This is an archival post from Black History Month 2016, and UCLA PULSE.
Black America And The Class Divide
The economic gap within the African-American community is
one of the most important factors in the rise of Black Lives
Matter, led by a new generation of college graduates and students read more
Dakar attended the Pulse conference at the invitation of Jay Tucker, who is one of the preeminent Big Data Shoguns in digital helping to sift through volumes of data available about consumer behavior emerging from online sources, set-top boxes, smartphones and old-fashioned retail sales has become a tidal wave that threatens to overwhelm even the most sophisticated analysts.
The need for expertise in sorting through the deluge for kernels of insight is turning data scientists into the A-listers of media and entertainment.
“The analysts are the rock stars of Hollywood, studio heads can get lost (in data) if they’re not smart about it, and that’s where Jay Tucker and his panel patch us in on where the next KPI’s are coming from. The promise and peril of working with big data was de-mystified in this session that focused on TV measurement, advertising sales, film tracking and content creation.
The panelists noted the need for the entertainment industry to put as much emphasis on using granular data in decision making as it does to tracking ratings and box office. “Twitter is the world’s largest focus group, there’s a much bigger opportunity in moving data to the leading edge (of product development) rather than measuring after the fact.”

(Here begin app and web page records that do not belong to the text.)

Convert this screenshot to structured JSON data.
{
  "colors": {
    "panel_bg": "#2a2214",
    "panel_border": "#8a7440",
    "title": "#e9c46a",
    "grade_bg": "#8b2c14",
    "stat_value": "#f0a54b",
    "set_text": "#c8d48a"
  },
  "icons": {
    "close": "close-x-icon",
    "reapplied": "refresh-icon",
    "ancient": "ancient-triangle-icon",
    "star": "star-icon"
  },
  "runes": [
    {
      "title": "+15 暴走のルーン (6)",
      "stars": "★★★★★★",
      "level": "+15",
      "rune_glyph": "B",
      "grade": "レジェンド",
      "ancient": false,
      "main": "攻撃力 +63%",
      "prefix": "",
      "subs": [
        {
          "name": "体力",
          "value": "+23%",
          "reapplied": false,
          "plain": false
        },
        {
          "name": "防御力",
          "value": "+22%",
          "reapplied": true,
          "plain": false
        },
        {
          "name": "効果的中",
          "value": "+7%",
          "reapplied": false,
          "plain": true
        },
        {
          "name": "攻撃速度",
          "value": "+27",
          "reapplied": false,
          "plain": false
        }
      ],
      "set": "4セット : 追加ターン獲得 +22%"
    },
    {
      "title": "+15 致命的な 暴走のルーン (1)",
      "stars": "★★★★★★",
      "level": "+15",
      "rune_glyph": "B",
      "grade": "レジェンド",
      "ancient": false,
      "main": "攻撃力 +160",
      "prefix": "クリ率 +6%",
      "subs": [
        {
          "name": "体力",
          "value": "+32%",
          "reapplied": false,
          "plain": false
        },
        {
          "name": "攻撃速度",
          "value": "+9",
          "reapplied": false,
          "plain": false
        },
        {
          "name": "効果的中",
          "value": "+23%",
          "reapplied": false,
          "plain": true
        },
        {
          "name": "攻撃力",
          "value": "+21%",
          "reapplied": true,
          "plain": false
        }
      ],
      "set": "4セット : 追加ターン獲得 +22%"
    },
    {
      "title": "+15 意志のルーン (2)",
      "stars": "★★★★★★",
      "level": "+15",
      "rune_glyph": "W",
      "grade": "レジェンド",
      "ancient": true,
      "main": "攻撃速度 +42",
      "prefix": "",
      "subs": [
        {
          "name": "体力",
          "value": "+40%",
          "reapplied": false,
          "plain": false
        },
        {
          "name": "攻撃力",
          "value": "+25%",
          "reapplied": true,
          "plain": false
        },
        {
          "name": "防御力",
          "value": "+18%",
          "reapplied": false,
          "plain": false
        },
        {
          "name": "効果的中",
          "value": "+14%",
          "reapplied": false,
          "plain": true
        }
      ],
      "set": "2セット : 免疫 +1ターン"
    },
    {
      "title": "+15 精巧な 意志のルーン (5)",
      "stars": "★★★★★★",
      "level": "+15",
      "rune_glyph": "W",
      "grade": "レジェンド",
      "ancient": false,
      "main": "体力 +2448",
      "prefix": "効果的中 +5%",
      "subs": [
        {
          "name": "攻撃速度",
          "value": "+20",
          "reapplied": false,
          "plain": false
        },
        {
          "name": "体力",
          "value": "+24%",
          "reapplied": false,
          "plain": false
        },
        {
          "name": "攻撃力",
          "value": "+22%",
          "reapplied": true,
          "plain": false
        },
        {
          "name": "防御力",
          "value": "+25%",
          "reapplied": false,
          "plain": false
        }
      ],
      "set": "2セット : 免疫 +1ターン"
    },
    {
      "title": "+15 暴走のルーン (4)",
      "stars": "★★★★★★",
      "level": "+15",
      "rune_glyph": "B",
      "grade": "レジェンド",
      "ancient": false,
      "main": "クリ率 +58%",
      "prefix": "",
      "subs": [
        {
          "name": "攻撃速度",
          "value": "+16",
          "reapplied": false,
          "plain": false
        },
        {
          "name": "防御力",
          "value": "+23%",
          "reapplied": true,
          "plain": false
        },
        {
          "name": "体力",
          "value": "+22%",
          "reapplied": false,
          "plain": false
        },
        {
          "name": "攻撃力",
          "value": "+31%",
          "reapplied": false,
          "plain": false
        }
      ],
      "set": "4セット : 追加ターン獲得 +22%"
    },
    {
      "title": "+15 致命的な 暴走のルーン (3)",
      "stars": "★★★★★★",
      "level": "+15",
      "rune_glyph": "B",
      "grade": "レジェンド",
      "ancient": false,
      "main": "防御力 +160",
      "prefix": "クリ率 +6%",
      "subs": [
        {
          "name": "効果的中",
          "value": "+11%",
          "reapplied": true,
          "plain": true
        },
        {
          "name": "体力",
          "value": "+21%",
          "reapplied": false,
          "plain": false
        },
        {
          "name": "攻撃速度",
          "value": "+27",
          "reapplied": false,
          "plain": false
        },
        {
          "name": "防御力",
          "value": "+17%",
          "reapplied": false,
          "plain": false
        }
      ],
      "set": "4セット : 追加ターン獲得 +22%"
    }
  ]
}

UTA head of research Dave Herrin weighed in his new proprietary service for film tracking: “We need to think of tracking not as predictive tool but as away to make informed decisions along the way.” Big Data magic in the air as industry titans forge new data-enhanced ways of doing business. Big Data is stitching together audience information from multiple sources. Big Data provide that moment when the client(s) understand how they can use “bite-size” bits of data to advance their careers. Big Data is being used underpin tens of millions of dollars in talent deals.